What to do >>
You are asked to filter the data below and copy every line holding "buttons".

Data to use >>

- - - - - - -

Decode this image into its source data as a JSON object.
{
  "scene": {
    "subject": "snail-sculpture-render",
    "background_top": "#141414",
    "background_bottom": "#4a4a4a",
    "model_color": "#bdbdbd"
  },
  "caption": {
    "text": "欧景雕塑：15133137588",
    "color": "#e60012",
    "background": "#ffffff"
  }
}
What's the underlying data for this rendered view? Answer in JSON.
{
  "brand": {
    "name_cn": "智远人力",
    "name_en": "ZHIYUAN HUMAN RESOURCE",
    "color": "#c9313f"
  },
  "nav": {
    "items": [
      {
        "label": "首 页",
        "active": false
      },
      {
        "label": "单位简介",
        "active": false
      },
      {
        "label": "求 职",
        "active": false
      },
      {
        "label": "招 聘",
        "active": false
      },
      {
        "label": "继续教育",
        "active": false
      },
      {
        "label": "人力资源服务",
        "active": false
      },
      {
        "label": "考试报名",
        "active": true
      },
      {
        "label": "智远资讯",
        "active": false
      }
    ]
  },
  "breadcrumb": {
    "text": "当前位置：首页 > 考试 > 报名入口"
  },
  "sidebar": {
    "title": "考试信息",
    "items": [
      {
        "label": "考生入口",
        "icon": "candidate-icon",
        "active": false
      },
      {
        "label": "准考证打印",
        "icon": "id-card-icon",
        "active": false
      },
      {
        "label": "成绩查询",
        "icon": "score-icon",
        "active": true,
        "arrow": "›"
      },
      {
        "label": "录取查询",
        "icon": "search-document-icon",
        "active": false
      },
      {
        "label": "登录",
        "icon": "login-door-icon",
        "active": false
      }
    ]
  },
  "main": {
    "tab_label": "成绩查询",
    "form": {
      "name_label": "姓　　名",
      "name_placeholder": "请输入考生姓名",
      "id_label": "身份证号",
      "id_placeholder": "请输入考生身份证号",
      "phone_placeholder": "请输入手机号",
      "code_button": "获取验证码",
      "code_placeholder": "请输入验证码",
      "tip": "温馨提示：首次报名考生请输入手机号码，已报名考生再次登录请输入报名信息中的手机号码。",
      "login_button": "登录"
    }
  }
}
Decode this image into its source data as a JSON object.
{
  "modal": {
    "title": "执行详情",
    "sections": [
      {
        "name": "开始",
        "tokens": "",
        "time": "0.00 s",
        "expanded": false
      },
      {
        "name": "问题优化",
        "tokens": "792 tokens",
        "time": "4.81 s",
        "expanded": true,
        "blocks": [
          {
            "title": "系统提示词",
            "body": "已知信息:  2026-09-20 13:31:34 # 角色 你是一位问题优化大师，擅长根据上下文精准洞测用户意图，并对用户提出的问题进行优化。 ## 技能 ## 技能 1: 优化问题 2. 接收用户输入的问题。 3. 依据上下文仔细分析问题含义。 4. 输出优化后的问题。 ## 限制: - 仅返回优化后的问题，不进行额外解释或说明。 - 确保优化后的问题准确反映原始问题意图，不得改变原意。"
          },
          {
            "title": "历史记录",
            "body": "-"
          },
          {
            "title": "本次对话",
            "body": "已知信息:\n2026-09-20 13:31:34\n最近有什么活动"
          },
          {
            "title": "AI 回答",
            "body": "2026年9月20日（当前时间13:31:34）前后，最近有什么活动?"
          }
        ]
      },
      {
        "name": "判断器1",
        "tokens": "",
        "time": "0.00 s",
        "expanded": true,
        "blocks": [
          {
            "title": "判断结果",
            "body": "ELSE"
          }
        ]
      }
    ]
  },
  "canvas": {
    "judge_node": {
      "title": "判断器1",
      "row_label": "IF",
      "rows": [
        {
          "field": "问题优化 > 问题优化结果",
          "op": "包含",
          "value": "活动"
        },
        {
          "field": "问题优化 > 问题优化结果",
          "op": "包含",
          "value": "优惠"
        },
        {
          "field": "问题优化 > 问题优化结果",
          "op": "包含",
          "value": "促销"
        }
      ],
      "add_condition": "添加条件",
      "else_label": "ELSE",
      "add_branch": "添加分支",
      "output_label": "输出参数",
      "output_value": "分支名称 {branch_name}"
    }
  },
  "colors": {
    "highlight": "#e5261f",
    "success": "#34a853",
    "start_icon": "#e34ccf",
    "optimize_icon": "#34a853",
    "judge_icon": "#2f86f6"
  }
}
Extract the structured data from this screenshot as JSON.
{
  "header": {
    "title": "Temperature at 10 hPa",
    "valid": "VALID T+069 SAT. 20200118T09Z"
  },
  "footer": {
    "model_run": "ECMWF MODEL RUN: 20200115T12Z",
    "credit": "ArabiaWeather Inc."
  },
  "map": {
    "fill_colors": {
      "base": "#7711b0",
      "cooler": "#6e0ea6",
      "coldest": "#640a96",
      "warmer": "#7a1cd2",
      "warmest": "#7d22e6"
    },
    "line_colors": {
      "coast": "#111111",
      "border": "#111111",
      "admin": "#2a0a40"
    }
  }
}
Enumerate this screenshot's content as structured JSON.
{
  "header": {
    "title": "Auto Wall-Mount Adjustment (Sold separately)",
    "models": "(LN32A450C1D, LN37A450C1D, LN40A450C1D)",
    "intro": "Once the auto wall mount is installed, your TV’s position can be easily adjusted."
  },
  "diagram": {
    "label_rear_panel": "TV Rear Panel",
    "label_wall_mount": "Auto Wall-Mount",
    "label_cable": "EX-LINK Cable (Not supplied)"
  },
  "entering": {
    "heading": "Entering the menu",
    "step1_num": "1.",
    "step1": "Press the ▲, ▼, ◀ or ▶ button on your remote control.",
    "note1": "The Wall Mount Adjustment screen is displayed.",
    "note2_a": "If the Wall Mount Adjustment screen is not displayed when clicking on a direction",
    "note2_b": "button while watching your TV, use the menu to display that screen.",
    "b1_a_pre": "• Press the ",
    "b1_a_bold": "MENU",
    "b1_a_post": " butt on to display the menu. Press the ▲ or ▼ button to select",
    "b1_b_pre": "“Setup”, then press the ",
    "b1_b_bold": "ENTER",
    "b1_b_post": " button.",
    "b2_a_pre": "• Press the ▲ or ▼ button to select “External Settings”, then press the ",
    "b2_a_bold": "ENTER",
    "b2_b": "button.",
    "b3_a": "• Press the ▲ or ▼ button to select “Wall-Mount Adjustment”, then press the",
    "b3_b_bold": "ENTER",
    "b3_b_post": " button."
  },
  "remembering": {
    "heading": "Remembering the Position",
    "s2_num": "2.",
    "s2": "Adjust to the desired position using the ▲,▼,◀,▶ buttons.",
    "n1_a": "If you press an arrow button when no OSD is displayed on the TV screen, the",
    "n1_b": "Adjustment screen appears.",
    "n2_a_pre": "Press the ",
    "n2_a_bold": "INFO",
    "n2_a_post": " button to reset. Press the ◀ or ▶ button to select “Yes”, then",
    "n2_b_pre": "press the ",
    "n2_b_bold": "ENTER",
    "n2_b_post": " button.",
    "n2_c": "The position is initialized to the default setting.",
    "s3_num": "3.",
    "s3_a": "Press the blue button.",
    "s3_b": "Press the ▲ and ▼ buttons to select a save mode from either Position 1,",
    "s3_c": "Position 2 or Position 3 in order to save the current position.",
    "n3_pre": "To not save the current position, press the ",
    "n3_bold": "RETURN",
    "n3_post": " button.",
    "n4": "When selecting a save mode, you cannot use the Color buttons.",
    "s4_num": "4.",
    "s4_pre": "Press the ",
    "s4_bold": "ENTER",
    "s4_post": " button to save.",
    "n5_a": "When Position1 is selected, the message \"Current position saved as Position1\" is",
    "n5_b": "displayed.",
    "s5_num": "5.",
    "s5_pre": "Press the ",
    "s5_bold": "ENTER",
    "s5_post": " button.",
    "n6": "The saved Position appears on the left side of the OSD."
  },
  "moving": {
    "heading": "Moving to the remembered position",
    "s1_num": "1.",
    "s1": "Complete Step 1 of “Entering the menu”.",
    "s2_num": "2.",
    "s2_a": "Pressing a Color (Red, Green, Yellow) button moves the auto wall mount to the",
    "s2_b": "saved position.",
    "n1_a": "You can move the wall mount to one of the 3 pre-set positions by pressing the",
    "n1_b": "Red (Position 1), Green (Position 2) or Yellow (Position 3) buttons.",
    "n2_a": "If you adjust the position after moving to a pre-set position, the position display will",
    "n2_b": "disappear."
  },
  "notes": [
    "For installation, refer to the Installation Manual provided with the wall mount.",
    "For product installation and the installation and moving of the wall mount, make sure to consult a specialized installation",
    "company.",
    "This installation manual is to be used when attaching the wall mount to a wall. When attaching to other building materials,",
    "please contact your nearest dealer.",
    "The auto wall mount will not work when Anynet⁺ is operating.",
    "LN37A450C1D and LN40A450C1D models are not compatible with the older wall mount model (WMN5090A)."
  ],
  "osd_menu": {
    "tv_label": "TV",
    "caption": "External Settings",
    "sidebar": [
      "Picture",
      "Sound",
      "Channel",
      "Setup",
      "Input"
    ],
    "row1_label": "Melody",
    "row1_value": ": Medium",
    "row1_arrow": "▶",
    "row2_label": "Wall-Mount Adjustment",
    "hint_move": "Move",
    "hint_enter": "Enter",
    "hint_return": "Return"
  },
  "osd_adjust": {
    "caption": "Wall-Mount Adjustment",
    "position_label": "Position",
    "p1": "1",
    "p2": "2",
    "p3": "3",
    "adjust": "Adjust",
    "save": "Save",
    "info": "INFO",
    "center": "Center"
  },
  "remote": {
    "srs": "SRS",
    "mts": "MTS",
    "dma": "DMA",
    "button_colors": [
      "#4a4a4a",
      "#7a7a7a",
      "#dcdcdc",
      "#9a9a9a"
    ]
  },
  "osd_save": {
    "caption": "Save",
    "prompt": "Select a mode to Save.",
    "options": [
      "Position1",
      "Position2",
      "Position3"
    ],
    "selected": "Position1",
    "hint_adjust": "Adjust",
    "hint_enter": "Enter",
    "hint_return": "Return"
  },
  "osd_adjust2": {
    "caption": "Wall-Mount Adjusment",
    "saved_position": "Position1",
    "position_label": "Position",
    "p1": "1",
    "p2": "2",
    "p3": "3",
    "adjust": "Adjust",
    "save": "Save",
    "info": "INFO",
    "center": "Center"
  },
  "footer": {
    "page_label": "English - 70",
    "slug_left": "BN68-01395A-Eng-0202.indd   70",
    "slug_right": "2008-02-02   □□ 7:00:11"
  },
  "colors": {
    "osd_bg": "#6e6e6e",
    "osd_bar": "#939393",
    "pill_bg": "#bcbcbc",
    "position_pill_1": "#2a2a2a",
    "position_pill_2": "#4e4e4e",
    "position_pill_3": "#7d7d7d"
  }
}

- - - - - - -

Solution for this task >>
    "s2": "Adjust to the desired position using the ▲,▼,◀,▶ buttons.",
    "s3_b": "Press the ▲ and ▼ buttons to select a save mode from either Position 1,",
    "n4": "When selecting a save mode, you cannot use the Color buttons.",
    "n1_b": "Red (Position 1), Green (Position 2) or Yellow (Position 3) buttons.",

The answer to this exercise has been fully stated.